(Component data from apps and pages)
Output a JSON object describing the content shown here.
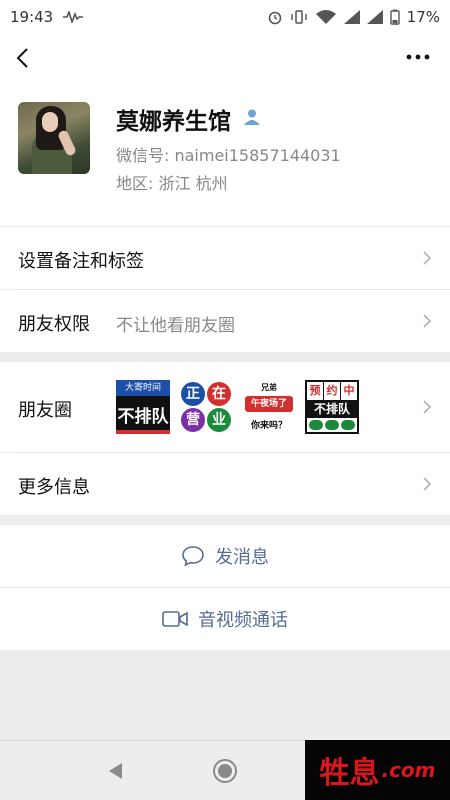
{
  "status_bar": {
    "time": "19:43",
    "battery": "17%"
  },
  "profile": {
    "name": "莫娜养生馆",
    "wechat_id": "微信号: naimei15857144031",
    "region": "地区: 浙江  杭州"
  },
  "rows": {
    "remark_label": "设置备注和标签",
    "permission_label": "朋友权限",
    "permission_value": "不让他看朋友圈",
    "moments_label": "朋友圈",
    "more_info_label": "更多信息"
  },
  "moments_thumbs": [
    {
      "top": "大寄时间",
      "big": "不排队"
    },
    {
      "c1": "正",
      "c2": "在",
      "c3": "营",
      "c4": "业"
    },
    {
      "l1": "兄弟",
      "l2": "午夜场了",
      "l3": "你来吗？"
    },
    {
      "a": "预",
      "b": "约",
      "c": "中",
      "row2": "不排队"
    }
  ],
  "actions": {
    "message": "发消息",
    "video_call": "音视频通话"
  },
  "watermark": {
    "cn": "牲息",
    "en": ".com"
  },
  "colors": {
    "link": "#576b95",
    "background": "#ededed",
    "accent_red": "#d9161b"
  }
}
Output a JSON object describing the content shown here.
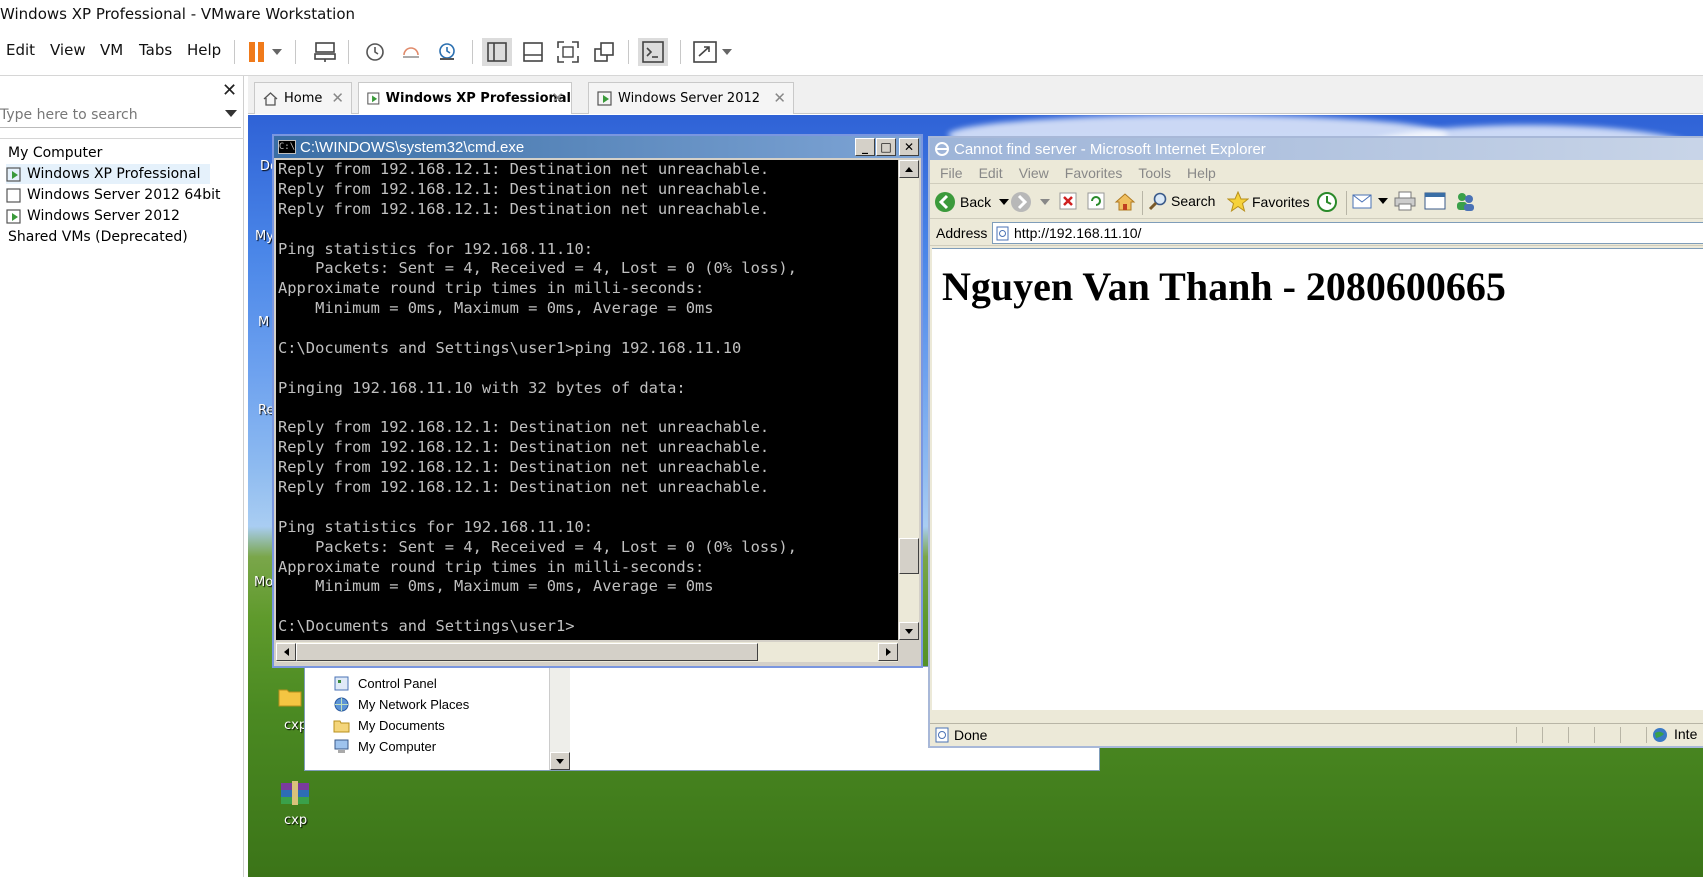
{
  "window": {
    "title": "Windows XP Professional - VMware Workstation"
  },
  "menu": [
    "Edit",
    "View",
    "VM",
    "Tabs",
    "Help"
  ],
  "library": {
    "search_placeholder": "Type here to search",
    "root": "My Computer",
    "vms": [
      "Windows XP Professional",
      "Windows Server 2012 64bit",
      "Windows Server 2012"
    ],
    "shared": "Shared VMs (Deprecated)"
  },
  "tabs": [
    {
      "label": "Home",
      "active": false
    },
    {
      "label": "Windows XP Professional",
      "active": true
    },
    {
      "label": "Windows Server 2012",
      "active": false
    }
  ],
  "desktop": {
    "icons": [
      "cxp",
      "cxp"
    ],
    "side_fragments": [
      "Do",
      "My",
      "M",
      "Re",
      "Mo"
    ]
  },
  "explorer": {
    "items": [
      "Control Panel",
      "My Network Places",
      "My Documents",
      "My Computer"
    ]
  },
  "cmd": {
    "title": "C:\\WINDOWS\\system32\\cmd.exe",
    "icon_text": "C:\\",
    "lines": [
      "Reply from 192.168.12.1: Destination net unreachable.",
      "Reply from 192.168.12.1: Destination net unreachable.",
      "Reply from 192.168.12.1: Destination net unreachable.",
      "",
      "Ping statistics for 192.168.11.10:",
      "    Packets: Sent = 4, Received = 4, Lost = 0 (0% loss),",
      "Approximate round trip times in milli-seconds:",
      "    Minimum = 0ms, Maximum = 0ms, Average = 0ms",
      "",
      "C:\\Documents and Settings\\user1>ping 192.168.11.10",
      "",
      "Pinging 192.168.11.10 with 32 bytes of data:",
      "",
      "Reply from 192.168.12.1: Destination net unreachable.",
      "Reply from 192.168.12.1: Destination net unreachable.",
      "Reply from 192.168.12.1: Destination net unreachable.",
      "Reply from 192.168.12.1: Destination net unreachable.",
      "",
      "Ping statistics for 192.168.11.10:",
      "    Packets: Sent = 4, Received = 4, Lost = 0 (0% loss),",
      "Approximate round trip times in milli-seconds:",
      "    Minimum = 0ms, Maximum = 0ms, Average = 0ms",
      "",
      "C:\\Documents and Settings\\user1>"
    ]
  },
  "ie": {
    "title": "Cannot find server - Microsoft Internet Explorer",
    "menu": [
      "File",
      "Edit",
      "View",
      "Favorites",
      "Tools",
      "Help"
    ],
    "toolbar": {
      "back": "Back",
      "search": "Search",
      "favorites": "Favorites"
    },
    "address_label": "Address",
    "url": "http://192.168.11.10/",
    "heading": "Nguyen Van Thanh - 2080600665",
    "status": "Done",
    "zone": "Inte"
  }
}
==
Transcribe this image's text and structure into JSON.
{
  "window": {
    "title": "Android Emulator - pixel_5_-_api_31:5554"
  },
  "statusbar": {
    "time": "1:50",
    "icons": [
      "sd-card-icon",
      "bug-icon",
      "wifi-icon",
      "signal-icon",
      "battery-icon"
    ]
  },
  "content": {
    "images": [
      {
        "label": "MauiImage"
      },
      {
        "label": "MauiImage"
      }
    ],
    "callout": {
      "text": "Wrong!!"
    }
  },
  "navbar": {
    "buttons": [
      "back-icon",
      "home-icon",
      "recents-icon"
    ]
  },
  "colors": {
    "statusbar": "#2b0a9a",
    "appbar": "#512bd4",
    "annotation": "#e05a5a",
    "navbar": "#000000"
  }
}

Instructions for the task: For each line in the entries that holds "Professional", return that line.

Answer for this exercise:
    "title": "Windows XP Professional - VMware Workstation"
      "Windows XP Professional",
      "label": "Windows XP Professional",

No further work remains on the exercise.